The concentration of bright stars in the center of spiral-shaped galaxies sometimes results in a galactic bulge, an oval-shaped structure that resembles the ball used in American football. The accumulation of material in the core of the Milky Way may have generated a bulge of unusual contours, highlighted by two stellar bars (and not only one) that cross over each other and outline an X. This controversial conclusion is described by Brazilian astrophysicist Roberto Saito, from the Pontifical Catholic University of Chile, and his Chilean, European, and American peers, in an article published in the September issue of The Astronomical Journal. “Depending on how we look at the galaxy, we see a three-dimensional bar that splits into two, forming an X or even a K,” says Saito. “The two bars lie diagonally – one is the main bar, the other one is the secondary bar.” According to a technique used by researchers to study the composition of the bulge, the X crosses the part closest to the center of the Milky Way and its ends are visible at between three and eight degrees above or below the plane of the galactic disk.
To map the inside of the Milky Way’s bulge, Saito analyzed the data, collected in three infra red wave lengths, from the 2Mass project, a survey of the entire sky visible in the Northern and Southern hemispheres. The survey was conducted in the late 1990’s and early 2000’s. In the midst of an avalanche of information, the astrophysicists were specifically looking for the location of a specific bright, metal-rich star. These stars are referred to as red clumps giants, and are used to infer the astronomic distances and tracers of specific galaxy structures. The distribution of these stars in a map that divides the bulge of the Milky Way into 170 square sectors resulted in the double cross bar seen in the center of the galaxy. Since early 2010, a new survey in the nearby infra red has monitored the central region of our galaxy with the Vista telescope, installed in Chile and operated by the European Organization for Astronomical Research in the Southern Hemisphere (ESO). According to Saito, the preliminary results of this initiative apparently corroborate the hypothesis of the existence of an X-shaped structure in the heart of the Milky Way.
Since the mid 1990’s, astrophysicists have suspected that the Milky Way, like two-thirds of the spiral-shaped galaxies, have a bar in their bulge, whose total extension is probably equivalent to somewhere between 15% and 20% of the galaxy’s diameter. In the last decade, the suspicion has become a certainty and nowadays the issue being discussed is related to the characteristics of this bar – or bars, as defended by Saito. If the conclusions presented in the study are correct, the bulge of the Milky Way is not the first bulge to hide two bars of bright stars in the shape of an X. Galaxies NGC 128, 3625, 4469 and 4710 are examples of galaxies whose centers might also be shaped in the same way.

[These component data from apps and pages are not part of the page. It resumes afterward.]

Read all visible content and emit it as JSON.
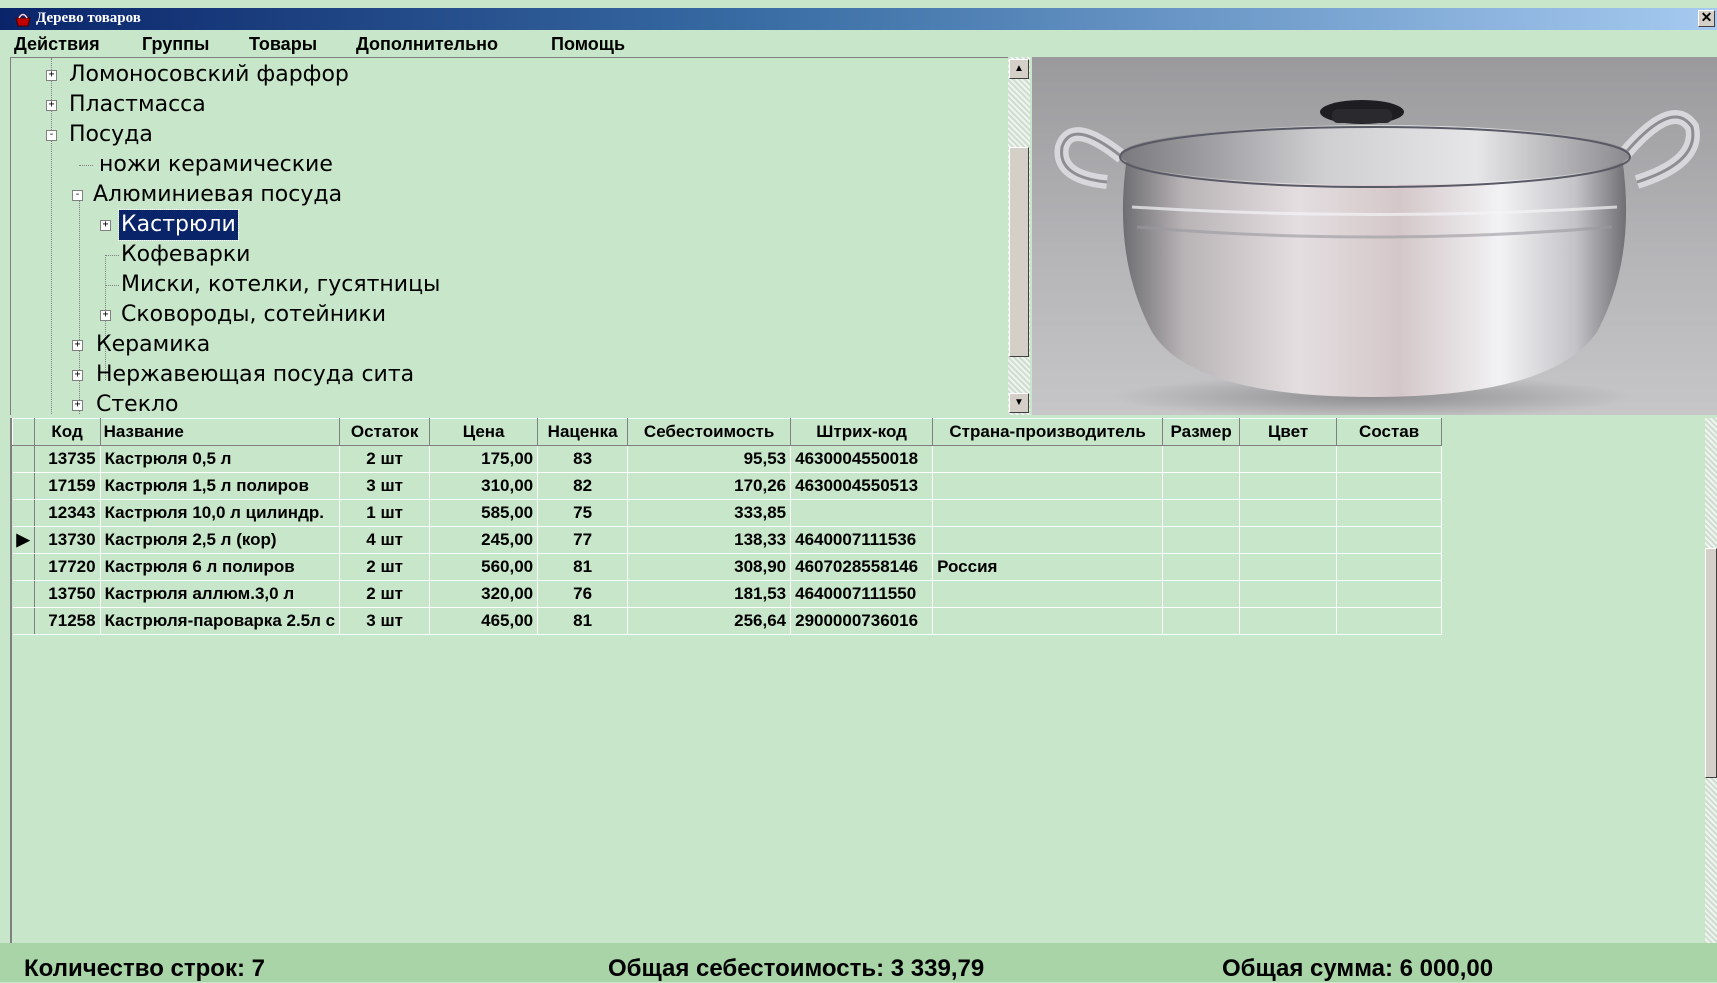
{
  "window": {
    "title": "Дерево товаров",
    "close_glyph": "✕"
  },
  "menu": [
    "Действия",
    "Группы",
    "Товары",
    "Дополнительно",
    "Помощь"
  ],
  "tree": [
    {
      "label": "Ломоносовский фарфор",
      "level": 0,
      "expander": "+"
    },
    {
      "label": "Пластмасса",
      "level": 0,
      "expander": "+"
    },
    {
      "label": "Посуда",
      "level": 0,
      "expander": "-"
    },
    {
      "label": "ножи керамические",
      "level": 1,
      "expander": ""
    },
    {
      "label": "Алюминиевая посуда",
      "level": 1,
      "expander": "-"
    },
    {
      "label": "Кастрюли",
      "level": 2,
      "expander": "+",
      "selected": true
    },
    {
      "label": "Кофеварки",
      "level": 2,
      "expander": ""
    },
    {
      "label": "Миски, котелки, гусятницы",
      "level": 2,
      "expander": ""
    },
    {
      "label": "Сковороды, сотейники",
      "level": 2,
      "expander": "+"
    },
    {
      "label": "Керамика",
      "level": 1,
      "expander": "+"
    },
    {
      "label": "Нержавеющая посуда сита",
      "level": 1,
      "expander": "+"
    },
    {
      "label": "Стекло",
      "level": 1,
      "expander": "+"
    }
  ],
  "image": {
    "icon": "cooking-pot-photo"
  },
  "grid": {
    "columns": [
      "Код",
      "Название",
      "Остаток",
      "Цена",
      "Наценка",
      "Себестоимость",
      "Штрих-код",
      "Страна-производитель",
      "Размер",
      "Цвет",
      "Состав"
    ],
    "current_row": 3,
    "rows": [
      [
        "13735",
        "Кастрюля 0,5 л",
        "2 шт",
        "175,00",
        "83",
        "95,53",
        "4630004550018",
        "",
        "",
        "",
        ""
      ],
      [
        "17159",
        "Кастрюля 1,5 л полиров",
        "3 шт",
        "310,00",
        "82",
        "170,26",
        "4630004550513",
        "",
        "",
        "",
        ""
      ],
      [
        "12343",
        "Кастрюля 10,0 л цилиндр.",
        "1 шт",
        "585,00",
        "75",
        "333,85",
        "",
        "",
        "",
        "",
        ""
      ],
      [
        "13730",
        "Кастрюля 2,5 л (кор)",
        "4 шт",
        "245,00",
        "77",
        "138,33",
        "4640007111536",
        "",
        "",
        "",
        ""
      ],
      [
        "17720",
        "Кастрюля 6 л полиров",
        "2 шт",
        "560,00",
        "81",
        "308,90",
        "4607028558146",
        "Россия",
        "",
        "",
        ""
      ],
      [
        "13750",
        "Кастрюля аллюм.3,0 л",
        "2 шт",
        "320,00",
        "76",
        "181,53",
        "4640007111550",
        "",
        "",
        "",
        ""
      ],
      [
        "71258",
        "Кастрюля-пароварка 2.5л с",
        "3 шт",
        "465,00",
        "81",
        "256,64",
        "2900000736016",
        "",
        "",
        "",
        ""
      ]
    ]
  },
  "status": {
    "rows_count": "Количество строк: 7",
    "total_cost": "Общая себестоимость: 3 339,79",
    "total_sum": "Общая сумма: 6 000,00"
  },
  "colors": {
    "background": "#c8e6c9",
    "status_bar": "#a8d4a8",
    "selection": "#0a246a",
    "title_bar": "#0a246a"
  }
}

SERGIO VÁSQUEZ/PUC FROM CHILEHowever, as we are inside the object being observed, some of the Milky Way’s characteristics are more difficult to be seen than the characteristics of the neighboring galaxies. To make things even more difficult, the angle of our view of the Milky Way is not the best. Another obstacle is the existence of grains of dust found in the midst of the gases that take up the space between the stars. These fine particles absorb and spread the radiations emitted by the stars in various wave lengths, especially in visible and ultraviolet light waves, creating a phenomenon referred to as extinction. Certain regions of the galaxy, such as the bulge, are virtually inaccessible to telescopes. Observations made in infra red undergo less interference from interstellar dust. This is why infra red waves are extensively used in studies on the Milky Way.

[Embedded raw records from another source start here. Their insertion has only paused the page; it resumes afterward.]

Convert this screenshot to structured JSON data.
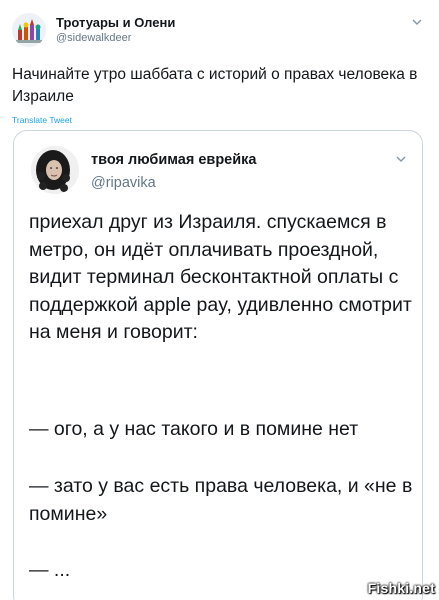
{
  "outer_tweet": {
    "author_name": "Тротуары и Олени",
    "author_handle": "@sidewalkdeer",
    "text": "Начинайте утро шаббата с историй о правах человека в Израиле",
    "translate_label": "Translate Tweet",
    "avatar_icon": "kremlin-avatar-icon",
    "menu_icon": "chevron-down-icon"
  },
  "quoted_tweet": {
    "author_name": "твоя любимая еврейка",
    "author_handle": "@ripavika",
    "avatar_icon": "profile-photo-avatar",
    "menu_icon": "chevron-down-icon",
    "paragraphs": [
      "приехал друг из Израиля. спускаемся в метро, он идёт оплачивать проездной, видит терминал бесконтактной оплаты с поддержкой apple pay, удивленно смотрит на меня и говорит:",
      "— ого, а у нас такого и в помине нет",
      "— зато у вас есть права человека, и «не в помине»",
      "— ..."
    ]
  },
  "watermark": {
    "text": "Fishki.net"
  },
  "colors": {
    "text": "#14171a",
    "secondary": "#657786",
    "link": "#1da1f2",
    "border": "#ccd6dd"
  }
}
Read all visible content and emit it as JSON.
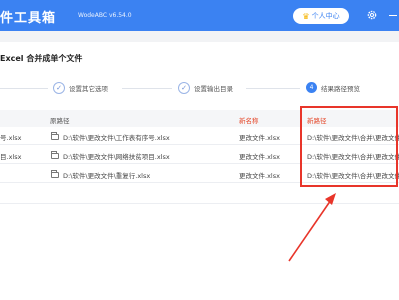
{
  "header": {
    "title": "件工具箱",
    "version": "WodeABC v6.54.0",
    "user_button": "个人中心"
  },
  "page_title": "Excel 合并成单个文件",
  "steps": [
    {
      "label": "设置其它选项",
      "state": "done"
    },
    {
      "label": "设置输出目录",
      "state": "done"
    },
    {
      "number": "4",
      "label": "结果路径预览",
      "state": "active"
    }
  ],
  "table": {
    "columns": {
      "original_path": "原路径",
      "new_name": "新名称",
      "new_path": "新路径"
    },
    "rows": [
      {
        "name": "号.xlsx",
        "original_path": "D:\\软件\\更改文件\\工作表有序号.xlsx",
        "new_name": "更改文件.xlsx",
        "new_path": "D:\\软件\\更改文件\\合并\\更改文件.xlsx"
      },
      {
        "name": "目.xlsx",
        "original_path": "D:\\软件\\更改文件\\网络扶贫项目.xlsx",
        "new_name": "更改文件.xlsx",
        "new_path": "D:\\软件\\更改文件\\合并\\更改文件.xlsx"
      },
      {
        "name": "",
        "original_path": "D:\\软件\\更改文件\\重复行.xlsx",
        "new_name": "更改文件.xlsx",
        "new_path": "D:\\软件\\更改文件\\合并\\更改文件.xlsx"
      }
    ]
  },
  "colors": {
    "primary": "#3b82f2",
    "highlight": "#e8352a",
    "crown": "#f5b301"
  },
  "icons": [
    "crown-icon",
    "gear-icon",
    "check-circle-icon",
    "folder-icon"
  ]
}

Scientists who study the Milky Way have not reached a consensus on the nature of the Milky Way’s bulge. Jacques Lépine, of the Institute of Astronomy, Geophysics and Atmosphere Sciences of the University of São Paulo (IAG-USP), is skeptical about the possible existence of an X in the center of the Milky Way. He prefers to believe that the difficulty to correct the interference of the extinction phenomenon in Saito’s work could explain the X issue. “The chaotic dynamics of the old stars (the yellowish ones) that are part of the bulge would not allow a structure of that kind to survive,” says Lépine. “In other galaxies, where it is easier to see the bulge, we see nothing other than a box-shaped structure.” In Lépine’s opinion, the Milky Way has only one bar, which is nearly aligned with the center of the galaxy and with the Sun.
Augusto Damineli, his colleague at IAG-USP, has a different opinion. “The X in the Milky Way’s bulge seems to be a robust result, even though the mapping of the galaxy needs to be refined,” he says. “Other galaxies have a structure of this kind, which is described (in scientific papers) as being the result of numerical results.” There is no simple explanation for the existence of X-shaped bulges, according to Damineli. If the center of the Milky Way actually has a structure formed of two bars that cross each other and create a concentration of stars whose contours resemble the letter X, the use of the word bulge, which automatically reminds people of rounded shapes, may be inappropriate to describe the central region of some galaxies.
Saito, R. K. et al. Mapping the X-shaped milky way bulge. The Astronomical Journal. v. 142, n. 3, p. 76. Sep. 2011.